Obsessive-compulsive disorder (or OCD) is a mental health disorder that mainly focuses on unwanted and intrusive thought content. Despite arousing extremely unpleasant feelings within the patient, causing many of them to seek treatment, its tenacity can often be traced back to the patient’s reliance on seemingly superstitious rituals. Referred to as “magical thinking OCD,” this form of OCD combines several hard-to-shake inclinations and symptoms. Read on to find out more about this condition.
Originally believed to be an anxiety-centric mental health disorder, these days an ongoing debate is taking place, with recent studies citing distress as the source of this condition. And yet, whether it is derived from a sense of impending danger (like anxiety) or a persistent feeling of unease (like distress), experts agree that OCD mainly manifests through three aspects: obsessions, compulsions, and level of insight.
Obsessions are defined as recurrent thought content (or theme) that is highly unpleasant to the individual experiencing it. The four most common OCD themes are:
Compulsions are oftentimes the reaction to said obsessions, carried out in an effort to calm them down. OCD-related compulsion types are numerous and include repeatedly turning the light switch on and off, washing one’s hands, silently repeating a particular sentence, and more.
The individual’s level of insight attests to their ability to recognize that the false belief driving their OCD is indeed not true. A good level of insight allows the patient to come to terms with their condition, a poor level of insight views their false beliefs as most likely true, and an absent level of insight causes them to fully believe their false beliefs.
Magical thinking OCD (sometimes referred to as mtOCD), appears to walk the line between high insight that acknowledges the irrationality of the patient’s beliefs, and absent insight that transgresses into psychotic delusions. Patients with mtOCD will act out a chosen compulsive behavior (and sometimes conjure up a certain thought) as a way to rid themselves of their obsessive thinking.
Since initially this technique is able to effectively assuage their obsessive content, they begin to believe, or at least to consider whether they have the ability to “cure” themselves of OCD. Examples for magical thinking OCD can be found among all four common obsession themes:
Performing such rituals is thought to shield the individual from the bombardment of obsessive thoughts, and as such, is perceived as a “magical” amulet against their condition. The problem here is that such performative reactions do not have the power to free them of their obsessions, at least not for long.
For while magical OCD-related compulsions initially tend to decrease the individual’s distress or anxiety, eventually they cease to work. By the time this happens, the newly acquired compulsions will have already been incorporated into the individual’s OCD, causing them to be carried out every time a magical OCD-related obsession arises.

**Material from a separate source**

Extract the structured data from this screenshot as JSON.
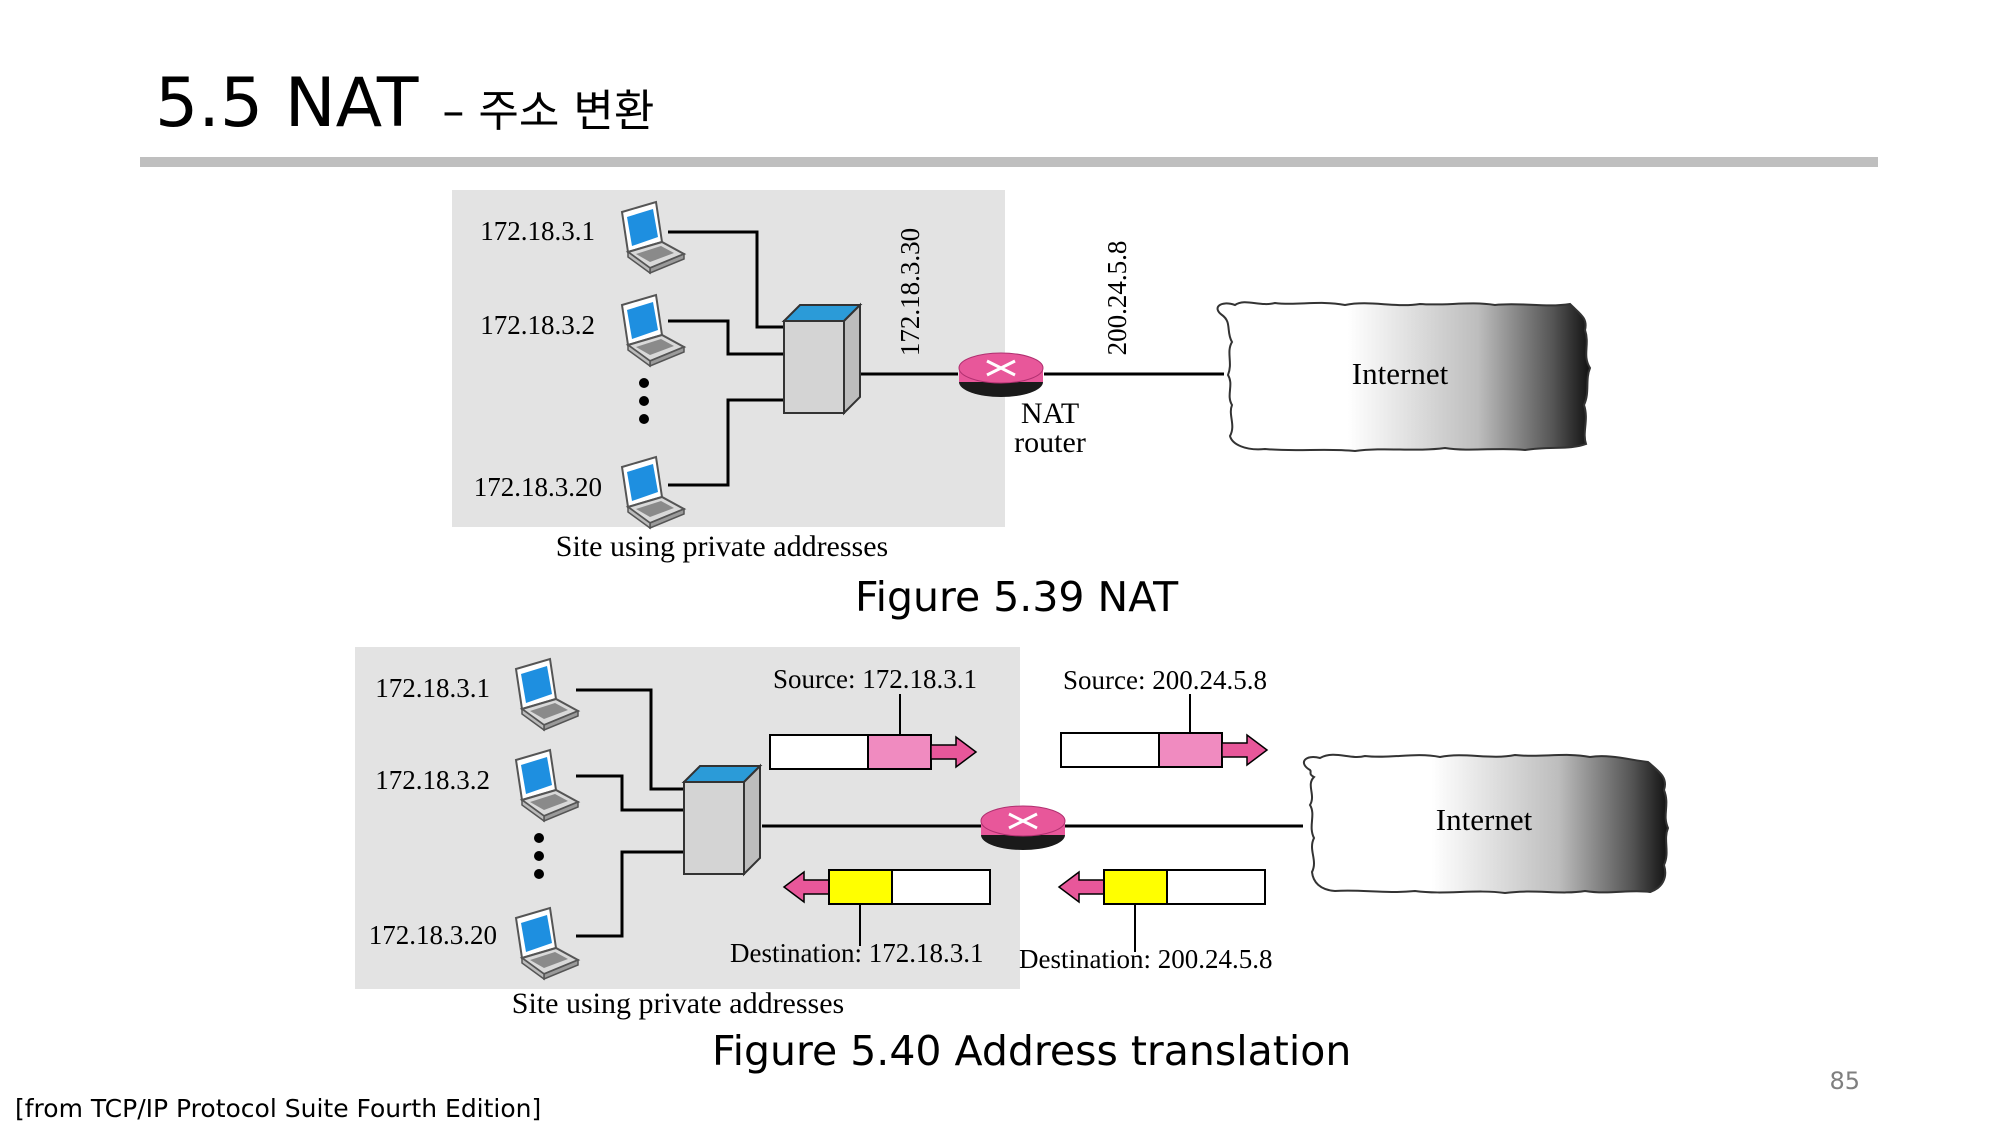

Magical thinking OCD, by definition, goes against basic logic. Why would a generally rational individual believe that, say, throwing a pinch of spilled salt over one’s shoulder can protect from bad luck, as cannot walking under a ladder? If these examples seem a bit more acceptable, it is because they are considered superstitions (regarding the salt), or stem from religious practices (regarding the ladder).
Magical thinking is in fact quite common in everyday life and does not have to impinge on one’s well-being. It is only when it does conflict with the individual’s daily functioning in a significant way that magical thinking can become a burden, and part of a mental health condition such as OCD, schizophrenia or general anxiety disorder (GAD).
This, in part, is what makes magical thinking so pervasive: not only does it appear in various cultures and religions, but it also helps group members feel a sense of belonging, by performing shared rituals. Magical thinking can also receive a good deal of “support” from accepted traditions, which have historically repeated a certain, ritualistic action.
Such traditions can be a cherished piece of communal history, and do not necessarily develop into a cause for concern. The problem only arises when such practices interfere with an individual’s ability to enjoy life, to a degree that constitutes a mental health disorder.
Though the idea of having the power to the minutiae of one’s life, may be a sign of mental health concern in adulthood, it is considered a normative and standard part of a child’s development. As such, children routinely experience magical thinking, believing they are able to change a traffic light from red to green with their mind, or change their parent’s stance about having a snack before dinner by twitching the tip of their nose.
Such beliefs tend to solidify by confusing correlation with causation: a child whose father had once agreed to their eating a freshly baked cookie as a special treat prior to supper, might have noticed they had inadvertently twitched their nose at the very moment their father had said yes. This led them to thinking such an action will always bring about a cookie, when in fact it was merely a coincidence.
Magical thinking OCD can work similarly in adulthood. A grown woman who noticed that her OCD-related anxiety lessened, and her obsessions went away when she tapped the light switch with her index finger, could develop magical thinking OCD as a result. Depending on her level of insight, she may feel there is no harm in continuing this ritual, find it to likely help her ward off her OCD, or emphatically believe it has the power to cure her condition.
Treatment for magical thinking OCD is akin to treating other forms of this disorder, in that it is expected to respond well to options known for their safety and efficacy.
The FDA has recognized a number of treatments found to effectively treat OCD while only causing a tolerable level of side effects, if any. Among them are: